Before you let your tax refund burn a hole in your pocket, give the money a purpose. Think about your personal financial situation and how you can make the most of your refund.
1. Start or Increase Your Emergency Fund
When things get tight, an emergency fund can ease major financial stress. Good practices suggest building your emergency fund up to 6 to 8 months of your salary and your refund to make a significant deposit to your emergency fund.
2. Pay Off High-Interest Debt
After establishing an emergency fund, the next best thing you can do with your tax refund is reduce or eliminate any high-interest debt that you’re carrying.
3. Spend It On Something You Need
Make the most of your refund by taking care of something important you've been delaying, like car repairs or dental work.
4. Make Home Improvements
Do you need a new roof? Is your kitchen outdated? Could new energy-efficient appliances lower your utility bills? Home improvement projects can immediately increase the value of your property while simultaneously making your home more comfortable.
5. Invest In an IRA
Depending on your income level, goals, age, and whether you have already fully funded your tax sheltered accounts, using your tax refund to get a head start on IRA contributions can be a great move.
6. Donate to Charitable Causes
On a tight budget, making charitable donations can unfortunately slip down on your list of priorities. Your refund gives you a chance to give a little back.
7. Spend It On Something You Want

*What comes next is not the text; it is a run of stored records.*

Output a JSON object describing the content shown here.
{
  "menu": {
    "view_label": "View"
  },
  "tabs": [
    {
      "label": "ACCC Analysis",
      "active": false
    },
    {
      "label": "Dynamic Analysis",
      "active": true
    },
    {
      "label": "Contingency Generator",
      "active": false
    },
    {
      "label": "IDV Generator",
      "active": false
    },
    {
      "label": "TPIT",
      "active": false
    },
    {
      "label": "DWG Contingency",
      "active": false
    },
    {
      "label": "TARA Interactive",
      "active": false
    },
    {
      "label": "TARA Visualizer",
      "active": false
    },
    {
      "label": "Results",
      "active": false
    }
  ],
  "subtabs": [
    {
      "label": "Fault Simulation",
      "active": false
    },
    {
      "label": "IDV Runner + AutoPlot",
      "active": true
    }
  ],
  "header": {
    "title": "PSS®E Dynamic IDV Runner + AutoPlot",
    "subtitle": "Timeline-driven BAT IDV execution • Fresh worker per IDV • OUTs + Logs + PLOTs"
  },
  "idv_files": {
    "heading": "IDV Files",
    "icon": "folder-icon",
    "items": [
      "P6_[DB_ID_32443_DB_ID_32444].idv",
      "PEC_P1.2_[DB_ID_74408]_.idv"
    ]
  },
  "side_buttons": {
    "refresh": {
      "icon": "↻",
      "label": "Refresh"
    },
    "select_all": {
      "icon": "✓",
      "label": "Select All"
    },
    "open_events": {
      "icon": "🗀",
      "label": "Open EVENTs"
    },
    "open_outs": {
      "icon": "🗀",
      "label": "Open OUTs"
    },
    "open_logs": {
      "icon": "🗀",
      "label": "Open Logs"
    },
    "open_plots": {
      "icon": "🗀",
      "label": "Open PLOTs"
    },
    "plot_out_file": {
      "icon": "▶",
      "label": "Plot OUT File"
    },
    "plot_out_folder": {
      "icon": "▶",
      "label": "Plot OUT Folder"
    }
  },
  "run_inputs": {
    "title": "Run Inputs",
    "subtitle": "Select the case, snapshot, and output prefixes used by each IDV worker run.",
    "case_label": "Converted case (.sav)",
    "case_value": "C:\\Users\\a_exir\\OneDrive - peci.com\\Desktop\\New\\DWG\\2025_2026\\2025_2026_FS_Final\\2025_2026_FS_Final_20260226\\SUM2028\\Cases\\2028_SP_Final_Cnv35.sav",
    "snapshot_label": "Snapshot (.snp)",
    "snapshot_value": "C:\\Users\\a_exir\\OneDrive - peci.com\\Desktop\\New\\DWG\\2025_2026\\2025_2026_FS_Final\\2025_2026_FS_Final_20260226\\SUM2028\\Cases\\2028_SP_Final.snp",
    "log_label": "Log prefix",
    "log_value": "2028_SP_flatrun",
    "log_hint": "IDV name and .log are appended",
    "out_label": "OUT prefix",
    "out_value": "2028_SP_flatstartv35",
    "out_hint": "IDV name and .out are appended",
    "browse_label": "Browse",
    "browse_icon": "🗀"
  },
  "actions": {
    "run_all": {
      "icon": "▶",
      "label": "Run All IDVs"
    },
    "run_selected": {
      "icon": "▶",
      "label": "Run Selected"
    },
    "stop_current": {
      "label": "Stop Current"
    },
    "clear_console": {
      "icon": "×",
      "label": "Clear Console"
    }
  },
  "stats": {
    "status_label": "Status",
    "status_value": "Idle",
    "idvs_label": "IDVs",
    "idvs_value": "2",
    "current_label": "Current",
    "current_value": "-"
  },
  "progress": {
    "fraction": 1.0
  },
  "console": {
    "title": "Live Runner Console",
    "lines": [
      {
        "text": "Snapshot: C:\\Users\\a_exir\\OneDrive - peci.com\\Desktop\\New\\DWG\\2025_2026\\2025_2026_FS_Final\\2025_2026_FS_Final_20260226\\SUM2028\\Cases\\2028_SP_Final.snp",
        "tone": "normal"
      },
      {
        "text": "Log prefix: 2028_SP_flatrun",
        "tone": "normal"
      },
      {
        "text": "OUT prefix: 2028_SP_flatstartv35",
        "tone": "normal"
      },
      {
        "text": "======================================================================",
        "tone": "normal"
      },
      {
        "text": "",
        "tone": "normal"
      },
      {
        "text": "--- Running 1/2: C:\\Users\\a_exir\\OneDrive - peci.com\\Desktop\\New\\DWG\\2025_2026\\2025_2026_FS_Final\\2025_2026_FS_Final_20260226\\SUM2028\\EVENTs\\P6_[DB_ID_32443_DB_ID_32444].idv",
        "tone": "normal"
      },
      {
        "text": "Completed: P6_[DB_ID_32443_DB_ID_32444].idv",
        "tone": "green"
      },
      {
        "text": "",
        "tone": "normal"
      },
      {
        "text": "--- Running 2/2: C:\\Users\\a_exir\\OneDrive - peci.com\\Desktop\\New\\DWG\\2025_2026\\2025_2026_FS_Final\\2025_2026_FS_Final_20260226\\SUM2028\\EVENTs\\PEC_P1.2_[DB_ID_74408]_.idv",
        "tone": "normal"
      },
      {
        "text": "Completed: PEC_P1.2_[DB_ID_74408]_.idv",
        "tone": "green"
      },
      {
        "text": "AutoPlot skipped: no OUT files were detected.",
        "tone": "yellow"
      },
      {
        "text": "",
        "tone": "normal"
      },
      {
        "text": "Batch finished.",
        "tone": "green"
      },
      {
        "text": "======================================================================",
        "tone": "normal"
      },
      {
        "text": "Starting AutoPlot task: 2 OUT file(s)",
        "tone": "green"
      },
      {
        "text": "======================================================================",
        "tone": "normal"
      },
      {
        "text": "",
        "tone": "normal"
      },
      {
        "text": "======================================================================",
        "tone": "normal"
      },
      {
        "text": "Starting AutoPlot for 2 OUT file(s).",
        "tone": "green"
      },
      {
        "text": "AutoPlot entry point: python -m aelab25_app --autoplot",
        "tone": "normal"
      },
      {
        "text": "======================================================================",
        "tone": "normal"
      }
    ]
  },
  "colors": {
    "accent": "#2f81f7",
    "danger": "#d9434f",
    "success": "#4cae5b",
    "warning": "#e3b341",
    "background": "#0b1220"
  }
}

You saved all year, and now you’ve earned the right to splurge a little bit. Don’t feel guilty about using the extra cash for a summer vacation or to treat your family to a nice dinner.
With more than 125 people in attendance, we had a great time at our Annual Member Meeting on March 1, 2019! Thank you to all of our members who attended.
SET CLEAR GOALS. Do you have clear plans for retirement, college, and other major life events? If not, define your life goals and then develop your financial plan to get there.
BUILD YOUR SAVINGS. Set up an automatic deposit into a savings account with as much as you can afford to put in the account. You’ll be surprised how quickly a little money can amass into a healthy savings account.
REVIEW YOUR AUTOMATIC PAYMENTS. Thoroughly review your accounts to make sure that you are not erroneously paying for old subscriptions or bills that have already been paid off.
MANAGE YOUR CREDIT. Paying off your credit cards and getting rid of those high interest rates is one of the best ways to put money back in your pocket.
REVIEW YOUR WITHHOLDINGS. If you’re intentionally withholding too much on your taxes to avoid end of the year taxes or to get a big payback from the IRS, that’s not a good practice. Use a tax calculator to make sure that your withholdings are accurate.
REVIEW INSURANCE POLICIES. Don’t insure your 10-year old car like Tesla. Make sure that you haven’t overbought on your auto, life, health and other insurance policies. Review carefully and make cuts where possible.
BUMP UP YOUR 401K. Add a little more to your 401K this year, especially if your employer does a matching contribution.
GUARD AGAINST IDENTITY THEFT. Monitor your credit reports and statements to ensure that your identity and finances are protected.
CNN Money shares these smart financial apps that will change the way you save, shop, pay, bank, invest and more.
Earmark. Avoid splurges and save. With Earmark, every time you forgo buying a latte or going out to dinner, you can place the money you would have spent on those splurges into an account earmarked for special savings.
Level. Simplify your monthly budget with this app that makes it easy to understand how much you can spend without breaking your budget.
Tax reform is here … how will it affect you in the upcoming tax season? About 42% of surveyed taxpayers don’t know if the new tax law will benefit them. EPB Employees Credit Union is here to help, providing you with information about the new tax laws and keeping you up to date.
Here are three of the most important changes:
1. Your Tax Bracket Might Have Changed
The seven tax brackets found in the former law remain, but a number of tax rates are lower. The income thresholds at which the rates apply also change. That means you can decrease your tax burden with deductions that place you in a lower tax bracket.
2. Families Find Relief
This most recent tax reform effort doubled the Child Tax Credit from $1,000 to $2,000. If you’re saving for your kids’ education via a 529 plan, this creates an opportunity to increase your contribution — tax-free — without trying to find those funds in your current budget.
3. Some Eliminations and Deductions Fade
Contrary to the interpretation of some people, the tax reform change did not immediately do away with the tax penalty that accompanies non-participation in a health plan. Since the window for such participation is now closed, if you find yourself outside of a plan looking in on tax penalties, your best bet is to determine a payment strategy.